But for longevity you don't really want to run it down much past 50%.
The solar cell is rated at 1.5W so at 6V that would be 0.25A that the solar panel can supply. This may limit the pump speed, and you may find that supplying 6V from a battery has a higher current draw and runs faster. Who knows until you try it?
(unless you have a regulated power supply where you can adjust the current supplied)
Rob P wrote:My thought was that with no form of control / throttle on the motor, applying 12v would make it run at (approx) twice the speed it runs at now on 6v. We like the gentle cascade, we don't want a geyser. Or is this simplistic thinking?
This is possible, for a short period of time before the motor starts smoking and burns out.
The easiest way of charging the battery is, as I said, to use the solar panel.
Would suggest putting a Schottky diode between the panel and the battery to stop the battery back-feeding the solar panel.https://www.ebay.co.uk/itm/10x-SR5100-SB5100-SB5B0-SR5010-SR510-100V-5A-Schottky-Rectifier-Diode-TV-Solar/281884407018
This even says, "These diodes are also perfect for standard DIY solar panel protection. (To block DC current from re-entering your solar panels and damaging the solar cells...ie blocking or bypass diodes).
If you buy 10 of them, you can keep a couple and give the rest away.

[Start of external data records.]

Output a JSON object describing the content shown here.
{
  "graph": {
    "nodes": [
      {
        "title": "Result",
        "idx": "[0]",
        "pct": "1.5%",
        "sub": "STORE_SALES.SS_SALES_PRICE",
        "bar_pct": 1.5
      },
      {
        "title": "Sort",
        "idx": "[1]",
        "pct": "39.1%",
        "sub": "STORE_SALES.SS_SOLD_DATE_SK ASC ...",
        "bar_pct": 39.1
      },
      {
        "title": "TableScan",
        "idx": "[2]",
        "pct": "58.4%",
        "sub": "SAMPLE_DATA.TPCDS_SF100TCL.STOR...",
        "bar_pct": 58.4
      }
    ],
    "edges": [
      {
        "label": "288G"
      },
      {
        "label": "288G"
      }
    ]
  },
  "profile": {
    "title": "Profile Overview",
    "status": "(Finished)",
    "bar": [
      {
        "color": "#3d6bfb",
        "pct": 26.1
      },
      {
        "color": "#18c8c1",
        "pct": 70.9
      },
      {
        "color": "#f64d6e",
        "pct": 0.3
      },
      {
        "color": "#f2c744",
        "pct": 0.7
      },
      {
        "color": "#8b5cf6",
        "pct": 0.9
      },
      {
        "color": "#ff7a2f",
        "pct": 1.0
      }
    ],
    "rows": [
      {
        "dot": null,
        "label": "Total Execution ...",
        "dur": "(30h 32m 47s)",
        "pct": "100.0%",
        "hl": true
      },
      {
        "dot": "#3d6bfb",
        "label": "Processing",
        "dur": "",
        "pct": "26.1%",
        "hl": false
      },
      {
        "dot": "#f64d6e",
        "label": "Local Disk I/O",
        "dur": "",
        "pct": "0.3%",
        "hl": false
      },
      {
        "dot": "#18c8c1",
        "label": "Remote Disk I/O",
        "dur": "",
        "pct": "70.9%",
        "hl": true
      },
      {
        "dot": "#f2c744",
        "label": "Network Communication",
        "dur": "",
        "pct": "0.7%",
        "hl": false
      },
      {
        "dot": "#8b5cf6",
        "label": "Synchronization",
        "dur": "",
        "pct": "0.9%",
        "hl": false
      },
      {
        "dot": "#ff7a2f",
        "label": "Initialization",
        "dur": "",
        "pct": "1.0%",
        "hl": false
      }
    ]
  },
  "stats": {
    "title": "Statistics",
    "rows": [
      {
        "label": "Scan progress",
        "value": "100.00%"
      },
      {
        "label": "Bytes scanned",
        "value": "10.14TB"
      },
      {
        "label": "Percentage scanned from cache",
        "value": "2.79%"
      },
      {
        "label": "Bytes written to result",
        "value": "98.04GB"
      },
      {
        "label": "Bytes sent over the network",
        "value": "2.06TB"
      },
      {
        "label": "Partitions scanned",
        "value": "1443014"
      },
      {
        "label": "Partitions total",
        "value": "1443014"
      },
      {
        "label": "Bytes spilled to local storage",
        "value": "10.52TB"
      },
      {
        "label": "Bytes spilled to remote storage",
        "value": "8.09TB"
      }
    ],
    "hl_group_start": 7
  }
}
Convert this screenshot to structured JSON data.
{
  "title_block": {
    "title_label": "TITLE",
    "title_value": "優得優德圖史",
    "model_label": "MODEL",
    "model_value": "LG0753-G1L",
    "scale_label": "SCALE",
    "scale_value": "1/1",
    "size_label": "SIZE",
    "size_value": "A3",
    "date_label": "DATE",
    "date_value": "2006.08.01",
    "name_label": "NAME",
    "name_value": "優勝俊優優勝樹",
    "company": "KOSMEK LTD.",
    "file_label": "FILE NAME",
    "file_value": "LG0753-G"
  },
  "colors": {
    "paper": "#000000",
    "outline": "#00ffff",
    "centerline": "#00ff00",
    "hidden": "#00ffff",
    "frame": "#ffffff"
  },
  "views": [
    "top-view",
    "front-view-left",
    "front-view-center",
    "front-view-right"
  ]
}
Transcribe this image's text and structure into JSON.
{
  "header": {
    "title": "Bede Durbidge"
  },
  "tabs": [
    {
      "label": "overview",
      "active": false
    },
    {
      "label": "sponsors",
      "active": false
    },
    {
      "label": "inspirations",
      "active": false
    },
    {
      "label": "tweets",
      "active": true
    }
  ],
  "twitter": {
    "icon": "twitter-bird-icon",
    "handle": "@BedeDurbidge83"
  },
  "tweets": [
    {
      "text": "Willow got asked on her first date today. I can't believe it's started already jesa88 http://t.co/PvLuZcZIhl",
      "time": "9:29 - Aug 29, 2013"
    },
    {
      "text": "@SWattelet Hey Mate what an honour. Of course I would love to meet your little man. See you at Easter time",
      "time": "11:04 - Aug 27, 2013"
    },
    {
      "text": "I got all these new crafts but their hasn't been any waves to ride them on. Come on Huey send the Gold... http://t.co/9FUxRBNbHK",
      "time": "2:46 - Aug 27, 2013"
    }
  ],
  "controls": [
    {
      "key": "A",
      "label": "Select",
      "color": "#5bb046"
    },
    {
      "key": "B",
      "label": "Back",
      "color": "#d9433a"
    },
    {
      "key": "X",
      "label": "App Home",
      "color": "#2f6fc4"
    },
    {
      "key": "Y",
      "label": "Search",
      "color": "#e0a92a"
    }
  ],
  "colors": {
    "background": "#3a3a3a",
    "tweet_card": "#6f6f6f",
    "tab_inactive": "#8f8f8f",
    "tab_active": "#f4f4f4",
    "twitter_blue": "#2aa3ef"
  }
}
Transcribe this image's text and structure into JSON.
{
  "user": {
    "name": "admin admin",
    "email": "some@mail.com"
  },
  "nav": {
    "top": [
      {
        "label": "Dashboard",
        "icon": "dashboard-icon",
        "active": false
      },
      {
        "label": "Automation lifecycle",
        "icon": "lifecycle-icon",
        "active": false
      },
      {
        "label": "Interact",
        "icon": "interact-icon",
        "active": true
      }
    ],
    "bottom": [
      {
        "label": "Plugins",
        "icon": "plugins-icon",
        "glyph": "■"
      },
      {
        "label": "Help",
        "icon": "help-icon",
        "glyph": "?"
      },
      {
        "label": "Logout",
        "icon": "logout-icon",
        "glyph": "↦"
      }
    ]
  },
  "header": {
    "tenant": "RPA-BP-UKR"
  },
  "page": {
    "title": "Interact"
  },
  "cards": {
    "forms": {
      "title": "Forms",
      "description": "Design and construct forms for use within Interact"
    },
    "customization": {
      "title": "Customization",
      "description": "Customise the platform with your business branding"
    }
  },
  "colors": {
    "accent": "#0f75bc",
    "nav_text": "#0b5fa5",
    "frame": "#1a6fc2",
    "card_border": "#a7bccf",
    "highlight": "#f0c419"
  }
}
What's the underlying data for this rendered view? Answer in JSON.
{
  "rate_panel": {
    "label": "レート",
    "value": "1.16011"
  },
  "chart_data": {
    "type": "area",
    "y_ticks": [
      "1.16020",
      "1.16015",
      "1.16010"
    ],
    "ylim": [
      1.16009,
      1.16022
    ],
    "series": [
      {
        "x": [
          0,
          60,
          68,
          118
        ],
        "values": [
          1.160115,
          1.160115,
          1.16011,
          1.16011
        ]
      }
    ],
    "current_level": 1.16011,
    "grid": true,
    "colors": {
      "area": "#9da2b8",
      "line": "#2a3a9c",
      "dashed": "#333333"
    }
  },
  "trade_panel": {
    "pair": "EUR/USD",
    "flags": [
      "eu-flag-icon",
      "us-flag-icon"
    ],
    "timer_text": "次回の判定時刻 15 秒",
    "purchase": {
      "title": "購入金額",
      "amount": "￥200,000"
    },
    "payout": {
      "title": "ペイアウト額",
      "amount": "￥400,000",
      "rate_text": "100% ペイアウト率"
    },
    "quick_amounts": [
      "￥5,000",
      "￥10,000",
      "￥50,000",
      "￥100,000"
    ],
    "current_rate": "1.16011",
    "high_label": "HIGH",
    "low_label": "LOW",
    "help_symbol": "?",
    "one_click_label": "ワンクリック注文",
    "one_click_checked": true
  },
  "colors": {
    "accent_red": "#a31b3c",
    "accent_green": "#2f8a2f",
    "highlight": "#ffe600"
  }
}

Maybe to me.
Have a look at the Pro Elec range of batteries in CPC. I don't know if they're any good but they're quite cheap.https://cpc.farnell.com/search?st=6v%20lead%20acid
On the plus side, if you order from CPC, you can also get the diode from them.https://cpc.farnell.com/c/electronic-electrical-components/semiconductors-discretes/diodes/schottky-rectifier-diodes?searchref=searchlookahead